east side of the crossing.
No contemporary document records the rejection of the Great Model. This is not surprising as King Charles II
had charged his new Commission (established 2 November 1673) with the rebuilding of the cathedral ‘according to the design and
model’, which was to ‘remain as a perpetuall and unchangeable rule and direction for the conduct of the whole Work’. No dissatisfaction with
the model was recorded when the Commissioners first met on 11 May 1674 and in the next few months carpenters began 'measuring and
staking out the East Part of the ground of the Church according to the New Model'.
A decision to set aside the Model as the design on which construction should begin was probably made in the
autumn on 1674. The Wren family memoir in 1750 states that some members of the cathedral’s chapter thought it ‘not enough of a Cathedral-fashion …
to instance particularly, in that, the Quire was design’d Circular’. It would also have been apparent that the choir could not have been built
separately from the supports of the dome.

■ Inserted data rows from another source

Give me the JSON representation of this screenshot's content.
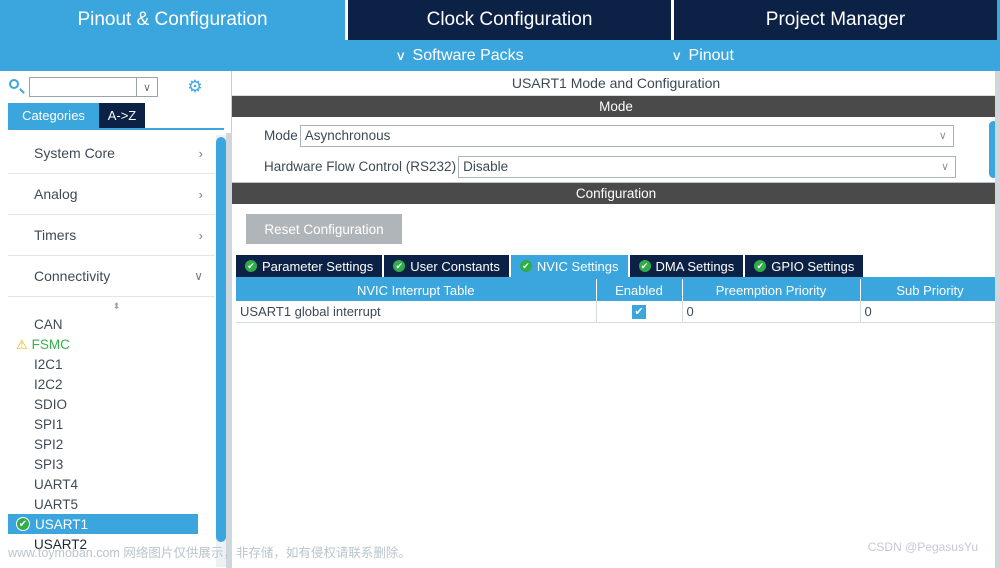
{
  "main_tabs": [
    {
      "label": "Pinout & Configuration",
      "active": true
    },
    {
      "label": "Clock Configuration",
      "active": false
    },
    {
      "label": "Project Manager",
      "active": false
    }
  ],
  "sub_bar": {
    "software_packs": "Software Packs",
    "pinout": "Pinout",
    "chevron": "∨"
  },
  "sidebar": {
    "search": {
      "value": "",
      "placeholder": ""
    },
    "view_tabs": [
      {
        "label": "Categories",
        "active": true
      },
      {
        "label": "A->Z",
        "active": false
      }
    ],
    "categories": [
      {
        "label": "System Core",
        "expanded": false,
        "arrow": "›"
      },
      {
        "label": "Analog",
        "expanded": false,
        "arrow": "›"
      },
      {
        "label": "Timers",
        "expanded": false,
        "arrow": "›"
      },
      {
        "label": "Connectivity",
        "expanded": true,
        "arrow": "∨"
      }
    ],
    "peripherals": [
      {
        "label": "CAN",
        "state": "normal"
      },
      {
        "label": "FSMC",
        "state": "warning"
      },
      {
        "label": "I2C1",
        "state": "normal"
      },
      {
        "label": "I2C2",
        "state": "normal"
      },
      {
        "label": "SDIO",
        "state": "normal"
      },
      {
        "label": "SPI1",
        "state": "normal"
      },
      {
        "label": "SPI2",
        "state": "normal"
      },
      {
        "label": "SPI3",
        "state": "normal"
      },
      {
        "label": "UART4",
        "state": "normal"
      },
      {
        "label": "UART5",
        "state": "normal"
      },
      {
        "label": "USART1",
        "state": "selected"
      },
      {
        "label": "USART2",
        "state": "normal"
      }
    ]
  },
  "panel": {
    "title": "USART1 Mode and Configuration",
    "mode_section_label": "Mode",
    "config_section_label": "Configuration",
    "fields": [
      {
        "label": "Mode",
        "value": "Asynchronous"
      },
      {
        "label": "Hardware Flow Control (RS232)",
        "value": "Disable"
      }
    ],
    "reset_button": "Reset Configuration",
    "config_tabs": [
      {
        "label": "Parameter Settings",
        "active": false
      },
      {
        "label": "User Constants",
        "active": false
      },
      {
        "label": "NVIC Settings",
        "active": true
      },
      {
        "label": "DMA Settings",
        "active": false
      },
      {
        "label": "GPIO Settings",
        "active": false
      }
    ],
    "nvic_table": {
      "headers": [
        "NVIC Interrupt Table",
        "Enabled",
        "Preemption Priority",
        "Sub Priority"
      ],
      "rows": [
        {
          "name": "USART1 global interrupt",
          "enabled": true,
          "preemption_priority": "0",
          "sub_priority": "0"
        }
      ]
    }
  },
  "watermarks": {
    "left": "www.toymoban.com 网络图片仅供展示，非存储，如有侵权请联系删除。",
    "right": "CSDN @PegasusYu"
  },
  "colors": {
    "accent_blue": "#3ba6dd",
    "navy": "#0b2145",
    "section_gray": "#4a4a4a",
    "green": "#2fad4a",
    "warning_yellow": "#f0b400"
  },
  "glyphs": {
    "check": "✔",
    "warning": "⚠",
    "chevron_down": "∨",
    "chevron_right": "›",
    "gear": "⚙",
    "spinner": "⬍"
  }
}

One of the reasons Wren’s revised scheme was commended in the royal warrant of 14 May 1675 was that it
could be built in parts, beginning with the choir (see WRE/2).
Three drawings in the St Paul's Collection are for the Great Model (another six are at All Souls College,

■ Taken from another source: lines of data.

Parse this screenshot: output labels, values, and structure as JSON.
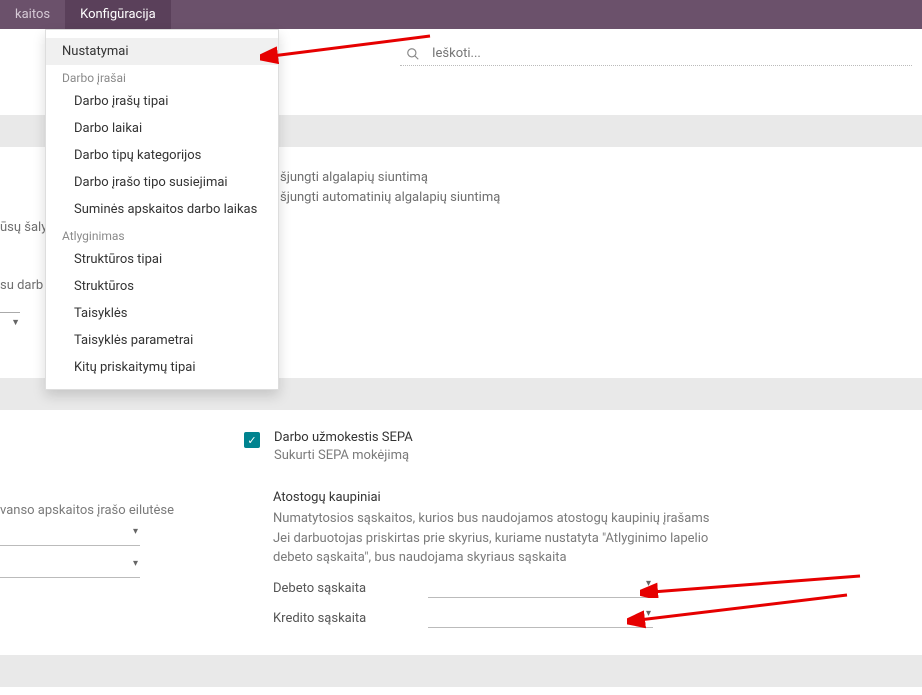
{
  "topbar": {
    "tabs": [
      {
        "label": "kaitos"
      },
      {
        "label": "Konfigūracija"
      }
    ]
  },
  "menu": {
    "item_settings": "Nustatymai",
    "group_work": "Darbo įrašai",
    "items_work": [
      "Darbo įrašų tipai",
      "Darbo laikai",
      "Darbo tipų kategorijos",
      "Darbo įrašo tipo susiejimai",
      "Suminės apskaitos darbo laikas"
    ],
    "group_salary": "Atlyginimas",
    "items_salary": [
      "Struktūros tipai",
      "Struktūros",
      "Taisyklės",
      "Taisyklės parametrai",
      "Kitų priskaitymų tipai"
    ]
  },
  "search": {
    "placeholder": "Ieškoti..."
  },
  "payslip": {
    "line1": "šjungti algalapių siuntimą",
    "line2": "šjungti automatinių algalapių siuntimą"
  },
  "left": {
    "text1": "ūsų šaly",
    "text2": "su darb"
  },
  "sepa": {
    "label": "Darbo užmokestis SEPA",
    "sub": "Sukurti SEPA mokėjimą"
  },
  "holiday": {
    "title": "Atostogų kaupiniai",
    "desc1": "Numatytosios sąskaitos, kurios bus naudojamos atostogų kaupinių įrašams",
    "desc2": "Jei darbuotojas priskirtas prie skyrius, kuriame nustatyta \"Atlyginimo lapelio debeto sąskaita\", bus naudojama skyriaus sąskaita",
    "debit": "Debeto sąskaita",
    "credit": "Kredito sąskaita"
  },
  "left_block": {
    "title": "vanso apskaitos įrašo eilutėse"
  }
}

Oxford). WRE/1/1 dates to the early months of 1673 (fig. 6). It represents
an initial phase in the enlargement of the Greek Cross plan by the addition of an arcaded portico which leads to a great west door for
ceremonial use. Behind is a cross-vaulted western vestibule with doors for public entry on the north and south sides. Robert Hooke wrote in his
diary on 8th February 1673 that Wren was adding a 'library Body and portico' to his designs for the Model. The 'library' would have been in the
attic storey of the western body, reached by the stairs in the north-west corner pavillion. In the completed building the Library is at the upper
level of the south side of the west end. Two further drawings, WRE/1/2 and WRE/1/3, explore the alternatives for the transept ends of the main
body. They show Wren modifying the system of regular bays and engaged columns in WRE/1/1 by setting detatched columns wihtin a recessed central
bay. The recess encloses the transept door and is crowned by an arch in the tympanum of the pediment.